■ **To do**
The full data, repeated exactly, is the only answer needed.

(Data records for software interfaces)
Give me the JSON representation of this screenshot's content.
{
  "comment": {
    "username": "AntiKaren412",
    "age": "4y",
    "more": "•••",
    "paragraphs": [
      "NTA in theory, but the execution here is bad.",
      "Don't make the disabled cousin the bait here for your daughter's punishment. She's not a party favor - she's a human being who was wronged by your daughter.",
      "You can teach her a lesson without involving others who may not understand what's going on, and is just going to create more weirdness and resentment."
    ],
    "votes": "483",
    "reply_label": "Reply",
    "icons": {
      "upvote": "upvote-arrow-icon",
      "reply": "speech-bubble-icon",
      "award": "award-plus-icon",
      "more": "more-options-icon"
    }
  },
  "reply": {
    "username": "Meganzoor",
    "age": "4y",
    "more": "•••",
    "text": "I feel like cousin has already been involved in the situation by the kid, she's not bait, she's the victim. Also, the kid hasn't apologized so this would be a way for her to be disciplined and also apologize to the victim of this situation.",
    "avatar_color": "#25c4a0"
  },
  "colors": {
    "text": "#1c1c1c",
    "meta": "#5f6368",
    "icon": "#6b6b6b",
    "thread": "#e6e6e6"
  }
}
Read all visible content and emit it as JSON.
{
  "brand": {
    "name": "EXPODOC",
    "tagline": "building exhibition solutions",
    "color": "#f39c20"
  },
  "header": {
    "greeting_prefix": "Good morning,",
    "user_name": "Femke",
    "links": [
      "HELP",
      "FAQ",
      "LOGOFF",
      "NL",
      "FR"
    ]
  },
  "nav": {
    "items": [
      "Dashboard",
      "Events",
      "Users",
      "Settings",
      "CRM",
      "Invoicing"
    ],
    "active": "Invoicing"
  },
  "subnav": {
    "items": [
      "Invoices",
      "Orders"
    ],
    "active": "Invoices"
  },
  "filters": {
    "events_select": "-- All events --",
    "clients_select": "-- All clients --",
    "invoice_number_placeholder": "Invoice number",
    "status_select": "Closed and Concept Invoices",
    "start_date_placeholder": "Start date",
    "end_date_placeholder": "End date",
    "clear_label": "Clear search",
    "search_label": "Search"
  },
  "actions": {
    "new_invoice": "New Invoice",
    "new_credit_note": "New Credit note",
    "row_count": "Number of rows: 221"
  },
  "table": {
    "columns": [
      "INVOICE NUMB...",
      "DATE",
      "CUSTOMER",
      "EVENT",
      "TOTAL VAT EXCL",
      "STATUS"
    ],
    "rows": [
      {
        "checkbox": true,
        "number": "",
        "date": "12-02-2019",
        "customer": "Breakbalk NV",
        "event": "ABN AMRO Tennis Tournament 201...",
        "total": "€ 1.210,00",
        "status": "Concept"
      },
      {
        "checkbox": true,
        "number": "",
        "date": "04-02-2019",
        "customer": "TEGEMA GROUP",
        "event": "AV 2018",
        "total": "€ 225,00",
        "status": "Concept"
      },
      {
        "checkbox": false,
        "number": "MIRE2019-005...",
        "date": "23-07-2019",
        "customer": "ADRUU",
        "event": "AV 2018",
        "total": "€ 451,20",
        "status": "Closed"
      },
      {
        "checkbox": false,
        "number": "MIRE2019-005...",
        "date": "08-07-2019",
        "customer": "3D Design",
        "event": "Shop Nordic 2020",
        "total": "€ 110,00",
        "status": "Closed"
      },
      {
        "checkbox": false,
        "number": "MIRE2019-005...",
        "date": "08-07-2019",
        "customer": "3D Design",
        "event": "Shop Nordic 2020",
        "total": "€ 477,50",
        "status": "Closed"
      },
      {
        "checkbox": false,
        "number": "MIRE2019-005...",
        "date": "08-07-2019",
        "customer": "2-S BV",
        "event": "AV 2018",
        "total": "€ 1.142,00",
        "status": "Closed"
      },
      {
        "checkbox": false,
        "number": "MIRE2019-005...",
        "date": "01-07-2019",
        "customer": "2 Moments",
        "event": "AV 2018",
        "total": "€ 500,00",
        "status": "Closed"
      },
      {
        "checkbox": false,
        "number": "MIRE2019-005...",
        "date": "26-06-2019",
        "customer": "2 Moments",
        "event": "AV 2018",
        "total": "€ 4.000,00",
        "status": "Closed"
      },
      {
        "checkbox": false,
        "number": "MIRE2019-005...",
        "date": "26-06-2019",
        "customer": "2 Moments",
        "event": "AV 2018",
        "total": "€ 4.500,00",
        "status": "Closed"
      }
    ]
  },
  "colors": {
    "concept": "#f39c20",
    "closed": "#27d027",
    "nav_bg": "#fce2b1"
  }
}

■ **Your solution**
Give me the JSON representation of this screenshot's content.
{
  "comment": {
    "username": "AntiKaren412",
    "age": "4y",
    "more": "•••",
    "paragraphs": [
      "NTA in theory, but the execution here is bad.",
      "Don't make the disabled cousin the bait here for your daughter's punishment. She's not a party favor - she's a human being who was wronged by your daughter.",
      "You can teach her a lesson without involving others who may not understand what's going on, and is just going to create more weirdness and resentment."
    ],
    "votes": "483",
    "reply_label": "Reply",
    "icons": {
      "upvote": "upvote-arrow-icon",
      "reply": "speech-bubble-icon",
      "award": "award-plus-icon",
      "more": "more-options-icon"
    }
  },
  "reply": {
    "username": "Meganzoor",
    "age": "4y",
    "more": "•••",
    "text": "I feel like cousin has already been involved in the situation by the kid, she's not bait, she's the victim. Also, the kid hasn't apologized so this would be a way for her to be disciplined and also apologize to the victim of this situation.",
    "avatar_color": "#25c4a0"
  },
  "colors": {
    "text": "#1c1c1c",
    "meta": "#5f6368",
    "icon": "#6b6b6b",
    "thread": "#e6e6e6"
  }
}
Read all visible content and emit it as JSON.
{
  "brand": {
    "name": "EXPODOC",
    "tagline": "building exhibition solutions",
    "color": "#f39c20"
  },
  "header": {
    "greeting_prefix": "Good morning,",
    "user_name": "Femke",
    "links": [
      "HELP",
      "FAQ",
      "LOGOFF",
      "NL",
      "FR"
    ]
  },
  "nav": {
    "items": [
      "Dashboard",
      "Events",
      "Users",
      "Settings",
      "CRM",
      "Invoicing"
    ],
    "active": "Invoicing"
  },
  "subnav": {
    "items": [
      "Invoices",
      "Orders"
    ],
    "active": "Invoices"
  },
  "filters": {
    "events_select": "-- All events --",
    "clients_select": "-- All clients --",
    "invoice_number_placeholder": "Invoice number",
    "status_select": "Closed and Concept Invoices",
    "start_date_placeholder": "Start date",
    "end_date_placeholder": "End date",
    "clear_label": "Clear search",
    "search_label": "Search"
  },
  "actions": {
    "new_invoice": "New Invoice",
    "new_credit_note": "New Credit note",
    "row_count": "Number of rows: 221"
  },
  "table": {
    "columns": [
      "INVOICE NUMB...",
      "DATE",
      "CUSTOMER",
      "EVENT",
      "TOTAL VAT EXCL",
      "STATUS"
    ],
    "rows": [
      {
        "checkbox": true,
        "number": "",
        "date": "12-02-2019",
        "customer": "Breakbalk NV",
        "event": "ABN AMRO Tennis Tournament 201...",
        "total": "€ 1.210,00",
        "status": "Concept"
      },
      {
        "checkbox": true,
        "number": "",
        "date": "04-02-2019",
        "customer": "TEGEMA GROUP",
        "event": "AV 2018",
        "total": "€ 225,00",
        "status": "Concept"
      },
      {
        "checkbox": false,
        "number": "MIRE2019-005...",
        "date": "23-07-2019",
        "customer": "ADRUU",
        "event": "AV 2018",
        "total": "€ 451,20",
        "status": "Closed"
      },
      {
        "checkbox": false,
        "number": "MIRE2019-005...",
        "date": "08-07-2019",
        "customer": "3D Design",
        "event": "Shop Nordic 2020",
        "total": "€ 110,00",
        "status": "Closed"
      },
      {
        "checkbox": false,
        "number": "MIRE2019-005...",
        "date": "08-07-2019",
        "customer": "3D Design",
        "event": "Shop Nordic 2020",
        "total": "€ 477,50",
        "status": "Closed"
      },
      {
        "checkbox": false,
        "number": "MIRE2019-005...",
        "date": "08-07-2019",
        "customer": "2-S BV",
        "event": "AV 2018",
        "total": "€ 1.142,00",
        "status": "Closed"
      },
      {
        "checkbox": false,
        "number": "MIRE2019-005...",
        "date": "01-07-2019",
        "customer": "2 Moments",
        "event": "AV 2018",
        "total": "€ 500,00",
        "status": "Closed"
      },
      {
        "checkbox": false,
        "number": "MIRE2019-005...",
        "date": "26-06-2019",
        "customer": "2 Moments",
        "event": "AV 2018",
        "total": "€ 4.000,00",
        "status": "Closed"
      },
      {
        "checkbox": false,
        "number": "MIRE2019-005...",
        "date": "26-06-2019",
        "customer": "2 Moments",
        "event": "AV 2018",
        "total": "€ 4.500,00",
        "status": "Closed"
      }
    ]
  },
  "colors": {
    "concept": "#f39c20",
    "closed": "#27d027",
    "nav_bg": "#fce2b1"
  }
}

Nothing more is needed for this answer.